You know what's funny? I really didn't want to know! In other news, whoa, my Picard guy is really miserable.
We had a nice weekend if you enjoy dinosaurs and thinking about devastatingly sad things. L’Institut de Paléontologie Humaine is currently exhibiting half a dozen REAL DINOSAUR SKELETONS so I took the dino-obsessed Loosh to see them on Saturday afternoon. His mind was sufficiently blown.
Holy sh*t, Mom, that is a motherf*ckin' Triceratops head behind me, I sh*t you not.**
**not something he actually said
He brought along a dinosaur book to help identify each skeleton. After proper identification, he then "read" outlandish claims about each one -- such as this one could swim underwater and that one could shoot lasers out of his eyes. He got defensive and ran away holding the book over his head when I asked to see the book so I could double check his facts.
This one could read your motherf*ckin' mind!**
**I apologize, folks. I'm pretty ornery tonight.
L’Institut de Paléontologie Humaine is a lovely old building but one thing bothered me and took me out of the dinosaur moment --
I am not a fan of swastika as design element
I'm supposed to be at a school meeting right now. It's the same informational meeting his teacher got mad at us for missing last year. Alex is in Spain but I had a babysitter lined up so felt pretty confident I was going to make the damn meeting this time and then everyone would LOVE ME. At school pick-up this afternoon, I cheerfully told the teacher I would see her again in an hour. I was born to attend that meeting.
Then the babysitter didn't show up. I have no idea why. So I didn't go to the meeting. Now I'm shakin' in my fashionable boots and feeling "the dread" because I know this teacher hates us now, too. I can't blame her because we've done nothing but sh*t** on important school meetings since the get-go.
Some guy came to the door today and said he had to inspect chimneys and gas lines. I said we didn't have a chimney or gas in the apartment but told him to come on in and take a look around if he wanted to verify. For reasons I'll never understand, he pointed at the ventilator duct coming out the top of our stove's ventilation hood and declared it a gas line. He jumped up on our counter and banged on the thing for awhile, declared it "blocked" and said we would need a full inspection at a later date.
So tell me the truth -- is this guy going to break in later and rob us blind?

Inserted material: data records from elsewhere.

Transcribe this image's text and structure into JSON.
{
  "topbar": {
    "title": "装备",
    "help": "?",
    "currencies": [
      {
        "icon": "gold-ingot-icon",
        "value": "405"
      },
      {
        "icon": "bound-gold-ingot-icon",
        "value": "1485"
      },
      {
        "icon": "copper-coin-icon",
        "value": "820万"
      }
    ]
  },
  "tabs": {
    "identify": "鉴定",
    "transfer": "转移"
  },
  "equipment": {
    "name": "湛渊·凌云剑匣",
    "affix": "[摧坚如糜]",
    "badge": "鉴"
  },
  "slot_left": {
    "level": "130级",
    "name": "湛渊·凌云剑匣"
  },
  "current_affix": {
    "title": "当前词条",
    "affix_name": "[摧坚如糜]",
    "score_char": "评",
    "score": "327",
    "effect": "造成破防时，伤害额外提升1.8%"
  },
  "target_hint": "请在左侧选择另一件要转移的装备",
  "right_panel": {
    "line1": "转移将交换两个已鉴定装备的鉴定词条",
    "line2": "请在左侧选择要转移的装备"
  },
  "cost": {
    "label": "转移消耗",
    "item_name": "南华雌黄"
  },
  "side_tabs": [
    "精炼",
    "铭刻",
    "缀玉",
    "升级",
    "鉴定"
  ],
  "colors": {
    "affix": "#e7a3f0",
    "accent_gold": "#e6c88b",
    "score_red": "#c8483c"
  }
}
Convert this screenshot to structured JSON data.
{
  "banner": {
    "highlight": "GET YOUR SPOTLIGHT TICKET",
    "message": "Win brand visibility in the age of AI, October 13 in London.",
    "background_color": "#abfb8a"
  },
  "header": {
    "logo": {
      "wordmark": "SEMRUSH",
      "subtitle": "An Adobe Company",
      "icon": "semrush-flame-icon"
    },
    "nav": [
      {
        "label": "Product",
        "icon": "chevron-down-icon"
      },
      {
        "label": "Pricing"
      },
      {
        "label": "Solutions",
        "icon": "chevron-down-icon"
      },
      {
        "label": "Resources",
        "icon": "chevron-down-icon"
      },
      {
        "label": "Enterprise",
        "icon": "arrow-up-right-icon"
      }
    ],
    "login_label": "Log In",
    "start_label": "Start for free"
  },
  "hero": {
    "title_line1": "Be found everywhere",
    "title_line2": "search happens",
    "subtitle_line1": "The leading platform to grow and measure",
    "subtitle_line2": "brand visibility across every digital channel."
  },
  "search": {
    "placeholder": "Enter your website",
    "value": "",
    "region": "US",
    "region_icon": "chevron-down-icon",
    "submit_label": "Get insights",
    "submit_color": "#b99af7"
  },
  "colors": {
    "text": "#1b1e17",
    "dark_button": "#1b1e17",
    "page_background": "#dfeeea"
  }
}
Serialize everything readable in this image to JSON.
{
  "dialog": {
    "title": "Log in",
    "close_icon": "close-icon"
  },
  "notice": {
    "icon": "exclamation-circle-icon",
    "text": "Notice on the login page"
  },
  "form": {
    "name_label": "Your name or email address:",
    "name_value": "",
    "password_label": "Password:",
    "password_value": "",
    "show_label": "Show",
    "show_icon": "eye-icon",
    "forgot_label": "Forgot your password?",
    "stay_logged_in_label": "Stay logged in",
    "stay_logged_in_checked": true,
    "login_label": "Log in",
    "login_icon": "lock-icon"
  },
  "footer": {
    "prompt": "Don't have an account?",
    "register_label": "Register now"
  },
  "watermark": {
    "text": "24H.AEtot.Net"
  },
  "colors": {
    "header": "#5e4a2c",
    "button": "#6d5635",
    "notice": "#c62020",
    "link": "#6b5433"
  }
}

Something was weird, but I hadn't had interaction with adults all day and was happy for his bizarre company. But he got to me -- I'm now scared to turn on the ventilator hood/gas line for fear of blowing up the building.
One more thing before I go. Sunday, obviously, was September 11th. I very much felt the need to do something to commemorate the day so I took Lucien to the memorial ceremony at Trocadero. On the metro ride there, I gave Lucien a very rudimentary explanation of where we were going and why, basically how we needed to think about our country on that day because something very sad happened there ten years ago. Thankfully, he didn't ask too many in-depth questions because I have no idea how to explain something so horrible to someone who thinks the worst thing a person can do is call someone else "poo-poo face."
It was a moving tribute at Trocadero. The mayor of Paris was there alongside the American ambassador. A choir sang the French and U.S. national anthems back-to-back, and various people gave speeches about how the day changed the entire world and the entire world mourned. The official ceremony lasted between the exact times, ten years ago, when the first plane hit through when the second tower fell. There were tears, of course, including mine, because all Americans still feel the events of that day in a visceral, raw way.
I was brought to tears by the horror of the events of 9/11, but also by the show of solidarity by the French. I'm so grateful they gave us somewhere to go, something to do. Otherwise, we would have been sitting at home or wandering around the neighborhood pretending it was a normal day when it wasn't a normal day.
This is a group of French firefighters who showed up carrying American flags. Several wore FDNY hats. They were somber, and sincere.
We didn't stay for the whole ceremony. The intense security repeatedly reminded me it may not have been the safest place to bring Lucien. By the third time we saw a group of cops run past us full speed to surround someone, I decided it was time to go. The terrorists scared MJ away from the 9/11 memorial ceremony, and for that I'm not exactly proud.
Thank you, just thank you, France, for giving a sh*t** about our pain.
**not ornery, I really mean that one.
Lucien took a spin on the carousel on our walk back to the metro. It felt good to watch Lucien, head thrown back laughing out loud, after re-living that day ten years ago. I didn't even care I was watching him in the middle of a downpour.
Phew. Done. Cleansed.
In more upbeat news, I've now received several emails on the subject and am pleased to report "assorted toast" is sweeping several nations.
Hugs to all my people,